Only think of tomorrow, Glorious will invest today
International Project Finance Association (IPFA) defines project finance as "the financing of long-term infrastructure, industrial projects and public services based upon a non-recourse or limited recourse financial structure where project debt and equity used to finance the project are paid back from the cash flow generated by the project."
In essence, project finance is a type of lending where financers to the project do not scrutinize the business standing of the project sponsor or the underlying value of the assets to approve the loan. It is rather the project's ability to repay the debt from the cash flows generated by the project assets which is examined.
Project finance is essentially characterized by the creation of a Special Purpose Vehicle (SPV) by the project sponsor using debt and equity. This SPV is legally an independent entity from project sponsor, thus completely isolating the assets and finance of project sponsor from SPV. GLORIOUS lends to the project usually have limited or no recourse available once the project is complete. It is thus the future cash generated by SPV which is used to repay the debt and dividends while the assets of SPV act as collateral.

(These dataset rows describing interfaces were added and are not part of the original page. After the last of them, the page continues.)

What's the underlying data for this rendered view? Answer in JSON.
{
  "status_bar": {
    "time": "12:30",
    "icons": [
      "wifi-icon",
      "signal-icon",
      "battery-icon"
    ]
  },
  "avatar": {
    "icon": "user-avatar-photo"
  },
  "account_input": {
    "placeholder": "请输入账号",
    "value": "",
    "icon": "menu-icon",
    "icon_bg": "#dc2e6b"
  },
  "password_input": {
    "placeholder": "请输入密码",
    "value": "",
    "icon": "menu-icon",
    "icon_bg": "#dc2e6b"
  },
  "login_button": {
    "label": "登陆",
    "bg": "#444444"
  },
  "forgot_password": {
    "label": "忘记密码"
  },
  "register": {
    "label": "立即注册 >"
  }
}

History of Project Finance
The history of project finance can be traced back to the Roman Empire who used to finance the export of goods between different Roman colonies much like present day Export Credit Agencies (ECA). But it was not until the late nineteenth century that modern project finance evolved.
The first days of project finance in industries exploration dates back to 1930s Texas and Oklahoma. Funds were made available to industries companies based on the revenues generated from the exploration activities and subsequent long-term sale contracts of industries extracted from wells. This method of financing the exploratory activities was later adopted by UK in 1970s and further by wider Europe. Project finance helped to develop and reshape the current industries industry of UK which is currently contributing around 11.5 billion GBP to national exchanger.

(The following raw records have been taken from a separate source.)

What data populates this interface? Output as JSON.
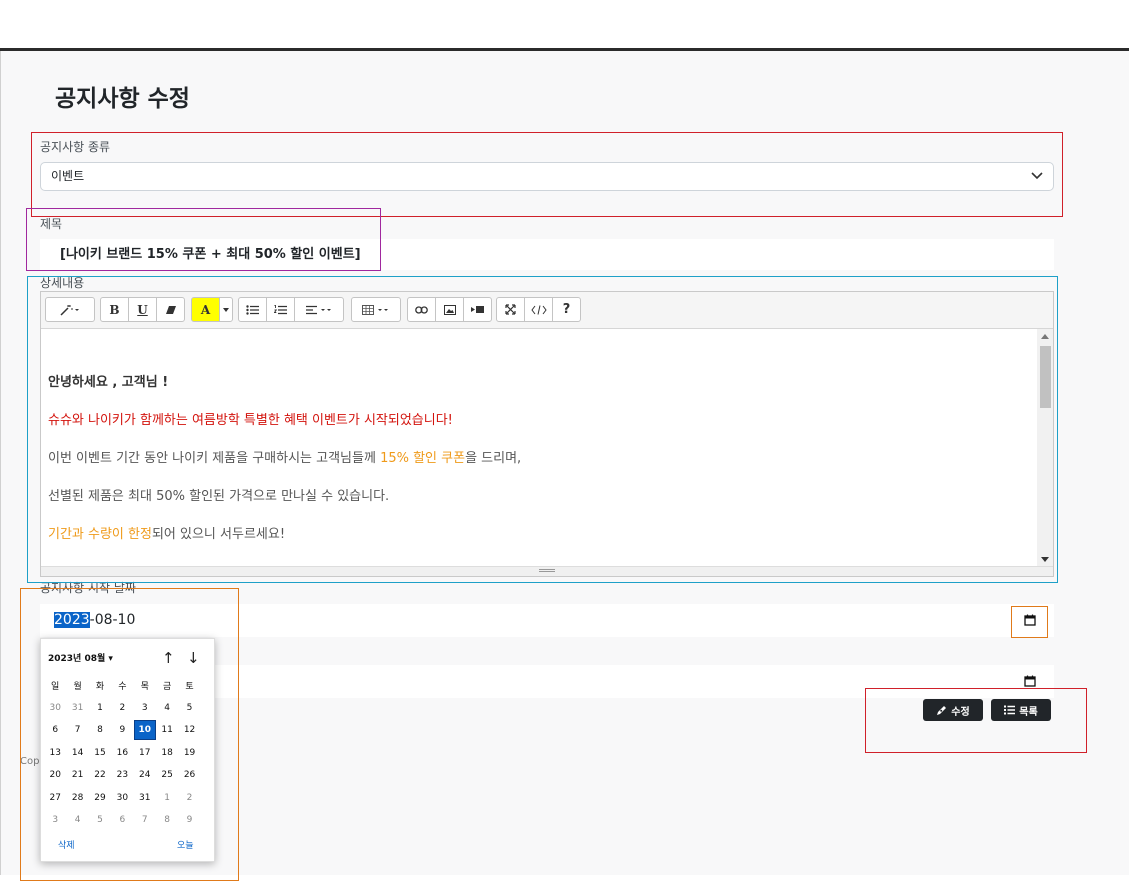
{
  "page_title": "공지사항 수정",
  "notice_type": {
    "label": "공지사항 종류",
    "value": "이벤트"
  },
  "subject": {
    "label": "제목",
    "value": "[나이키 브랜드 15% 쿠폰 + 최대 50% 할인 이벤트]"
  },
  "details": {
    "label": "상세내용",
    "toolbar": [
      "magic-icon",
      "bold-icon",
      "underline-icon",
      "eraser-icon",
      "font-color-icon",
      "color-dropdown-icon",
      "unordered-list-icon",
      "ordered-list-icon",
      "align-icon",
      "table-icon",
      "link-icon",
      "picture-icon",
      "video-icon",
      "fullscreen-icon",
      "code-view-icon",
      "help-icon"
    ],
    "toolbar_text": {
      "bold": "B",
      "underline": "U",
      "color": "A",
      "help": "?"
    },
    "lines": {
      "l1": "안녕하세요 , 고객님 !",
      "l2": "슈슈와 나이키가 함께하는 여름방학 특별한 혜택 이벤트가 시작되었습니다!",
      "l3a": "이번 이벤트 기간 동안 나이키 제품을 구매하시는 고객님들께 ",
      "l3b": "15% 할인 쿠폰",
      "l3c": "을 드리며,",
      "l4": "선별된 제품은 최대 50% 할인된 가격으로 만나실 수 있습니다.",
      "l5a": "기간과 수량이 한정",
      "l5b": "되어 있으니 서두르세요!"
    }
  },
  "start_date": {
    "label": "공지사항 시작 날짜",
    "year": "2023",
    "rest": "-08-10"
  },
  "datepicker": {
    "header": "2023년 08월",
    "weekdays": [
      "일",
      "월",
      "화",
      "수",
      "목",
      "금",
      "토"
    ],
    "weeks": [
      [
        "30",
        "31",
        "1",
        "2",
        "3",
        "4",
        "5"
      ],
      [
        "6",
        "7",
        "8",
        "9",
        "10",
        "11",
        "12"
      ],
      [
        "13",
        "14",
        "15",
        "16",
        "17",
        "18",
        "19"
      ],
      [
        "20",
        "21",
        "22",
        "23",
        "24",
        "25",
        "26"
      ],
      [
        "27",
        "28",
        "29",
        "30",
        "31",
        "1",
        "2"
      ],
      [
        "3",
        "4",
        "5",
        "6",
        "7",
        "8",
        "9"
      ]
    ],
    "selected": "10",
    "clear_label": "삭제",
    "today_label": "오늘"
  },
  "buttons": {
    "edit": "수정",
    "list": "목록"
  },
  "footer_fragment": "Cop",
  "colors": {
    "dark_button": "#212529",
    "accent_blue": "#0a64c8",
    "text_red": "#d3130d",
    "text_orange": "#ef9a1a",
    "annotation_red": "#d0202a",
    "annotation_purple": "#a0289e",
    "annotation_cyan": "#1ea0c8",
    "annotation_orange": "#e07a1a"
  }
}
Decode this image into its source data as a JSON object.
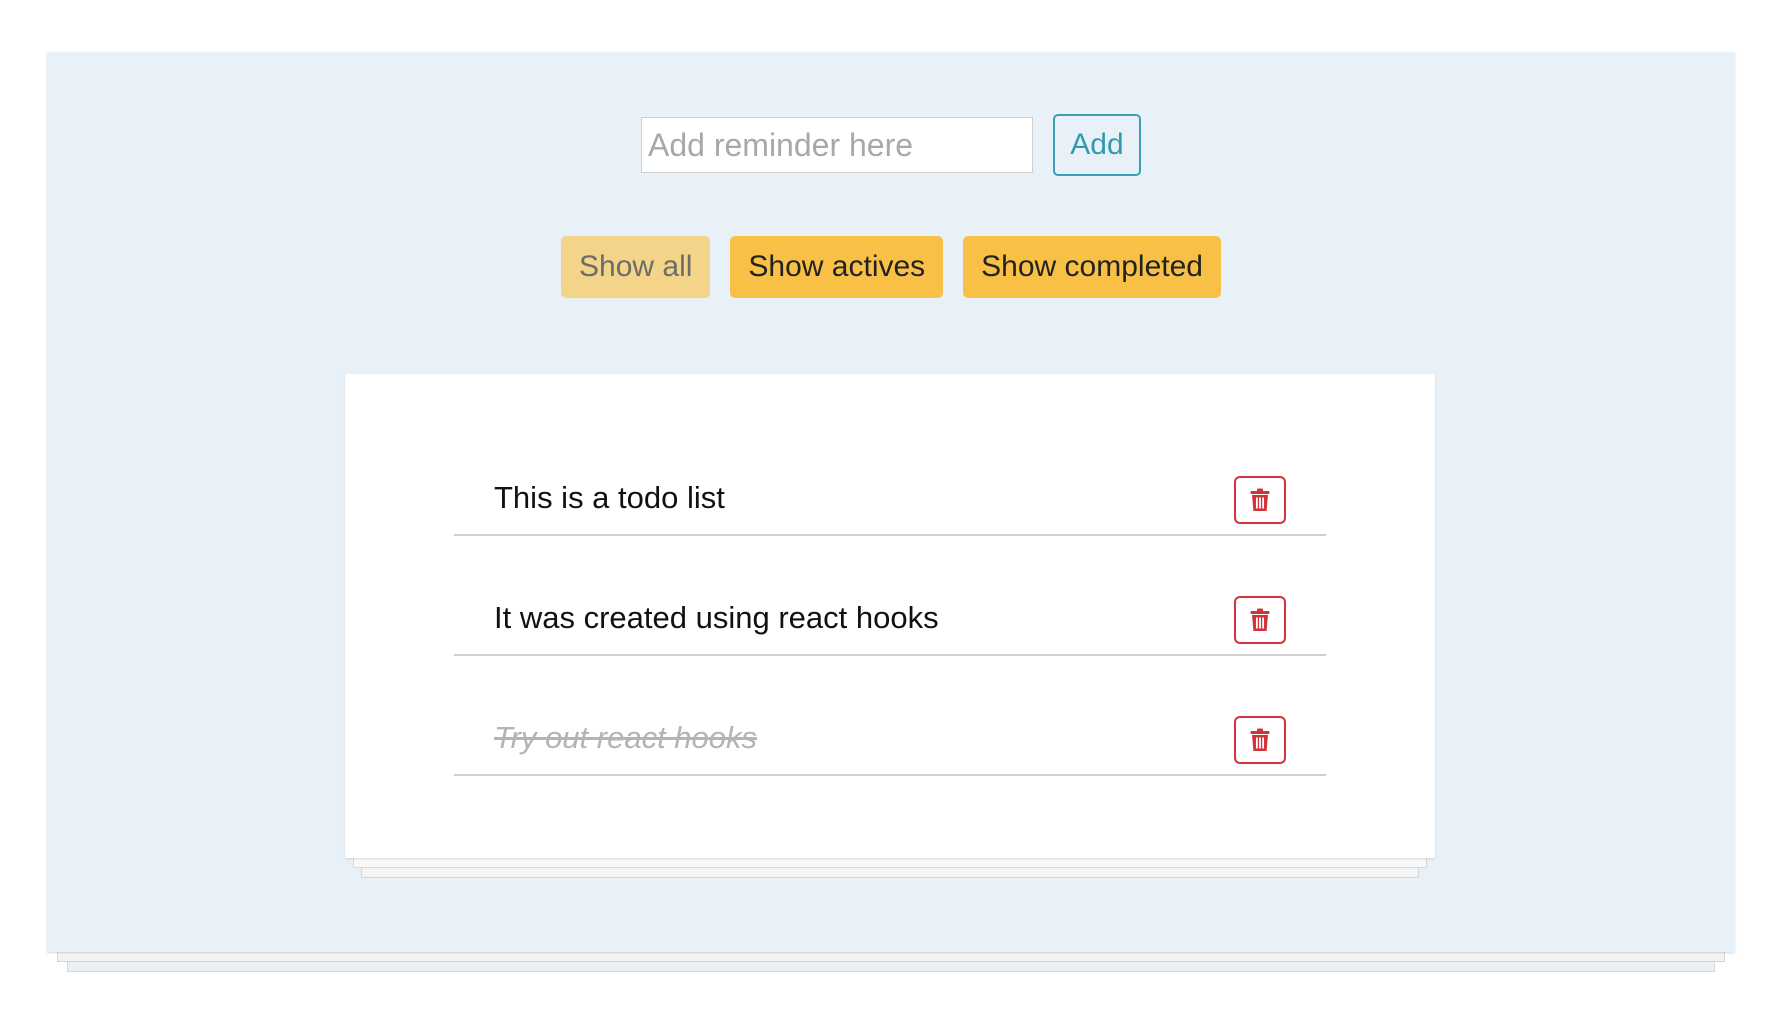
{
  "add_form": {
    "input_placeholder": "Add reminder here",
    "input_value": "",
    "add_label": "Add"
  },
  "filters": [
    {
      "label": "Show all",
      "selected": true
    },
    {
      "label": "Show actives",
      "selected": false
    },
    {
      "label": "Show completed",
      "selected": false
    }
  ],
  "todos": [
    {
      "text": "This is a todo list",
      "completed": false,
      "delete_icon": "trash-icon"
    },
    {
      "text": "It was created using react hooks",
      "completed": false,
      "delete_icon": "trash-icon"
    },
    {
      "text": "Try out react hooks",
      "completed": true,
      "delete_icon": "trash-icon"
    }
  ],
  "colors": {
    "panel_background": "#e8f1f7",
    "add_button_accent": "#2f9bb0",
    "filter_button": "#f8c145",
    "filter_button_selected": "#f3d489",
    "delete_accent": "#d1333c",
    "completed_text": "#b4b4b4"
  }
}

Expansion of Project Finance
Public Utility Regulatory Policy Act 1978 (PURPA) led a campaign of expanding project finance. PURPA gave an incentive to all Independent Power Producers (IPPs) to produce cheap and efficient energy which would be bought by utilities. This resulted in the explosion of the project finance market as more and more power plants were constructed to run on alternative and renewable energy making use of project financing.

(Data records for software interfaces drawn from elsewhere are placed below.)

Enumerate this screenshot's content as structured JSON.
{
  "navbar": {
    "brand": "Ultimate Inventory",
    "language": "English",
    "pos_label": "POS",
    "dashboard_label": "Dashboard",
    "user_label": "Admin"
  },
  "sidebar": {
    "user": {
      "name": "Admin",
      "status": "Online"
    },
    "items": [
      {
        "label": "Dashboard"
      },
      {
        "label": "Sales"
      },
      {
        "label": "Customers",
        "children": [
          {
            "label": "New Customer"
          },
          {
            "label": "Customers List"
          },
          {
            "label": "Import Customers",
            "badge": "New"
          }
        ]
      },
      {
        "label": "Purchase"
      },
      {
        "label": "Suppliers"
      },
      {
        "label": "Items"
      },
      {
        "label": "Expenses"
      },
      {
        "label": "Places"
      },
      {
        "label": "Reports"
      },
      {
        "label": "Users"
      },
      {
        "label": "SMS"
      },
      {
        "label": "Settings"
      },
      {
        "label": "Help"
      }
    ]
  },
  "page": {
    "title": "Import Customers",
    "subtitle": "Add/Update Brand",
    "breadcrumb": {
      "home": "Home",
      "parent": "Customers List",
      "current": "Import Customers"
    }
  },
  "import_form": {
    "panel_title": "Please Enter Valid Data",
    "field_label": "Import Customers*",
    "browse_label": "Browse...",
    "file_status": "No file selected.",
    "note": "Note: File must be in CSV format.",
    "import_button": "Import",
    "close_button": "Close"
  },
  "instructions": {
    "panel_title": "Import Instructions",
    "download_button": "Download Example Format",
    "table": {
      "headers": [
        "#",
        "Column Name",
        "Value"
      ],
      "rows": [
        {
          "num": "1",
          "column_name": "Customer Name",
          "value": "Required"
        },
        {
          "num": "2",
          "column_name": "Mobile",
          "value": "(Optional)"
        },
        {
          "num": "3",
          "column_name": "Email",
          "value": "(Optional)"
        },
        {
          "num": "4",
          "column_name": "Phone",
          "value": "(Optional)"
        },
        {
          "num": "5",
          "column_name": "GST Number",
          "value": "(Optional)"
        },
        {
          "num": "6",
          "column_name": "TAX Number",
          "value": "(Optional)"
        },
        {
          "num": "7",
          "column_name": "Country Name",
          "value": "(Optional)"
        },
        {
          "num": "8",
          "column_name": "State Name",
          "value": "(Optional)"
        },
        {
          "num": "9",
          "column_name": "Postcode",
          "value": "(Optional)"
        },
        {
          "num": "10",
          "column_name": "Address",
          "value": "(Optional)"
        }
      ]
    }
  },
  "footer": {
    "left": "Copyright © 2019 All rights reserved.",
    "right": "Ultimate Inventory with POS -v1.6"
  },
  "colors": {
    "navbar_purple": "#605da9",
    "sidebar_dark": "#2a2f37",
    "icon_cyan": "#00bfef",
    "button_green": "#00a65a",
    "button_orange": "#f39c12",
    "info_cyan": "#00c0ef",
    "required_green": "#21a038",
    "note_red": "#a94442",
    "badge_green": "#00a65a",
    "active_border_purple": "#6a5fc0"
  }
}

By the late 1980s, the developed countries had made full use of project financing and there was little room for new opportunities. In this scenario, adventurous entrepreneurs headed to developing countries. This eastward move by project sponsors was driven by the fact that ECAs were fully supporting the project finance while poorer developing countries offered a new horizon for expansion. These developing countries lacked funds and general know-how to undertake ambitious infrastructure projects. Project sponsors were armed with both funds and knowledge, leading to the second wave of project finance expansion and thus evolved the present day project finance.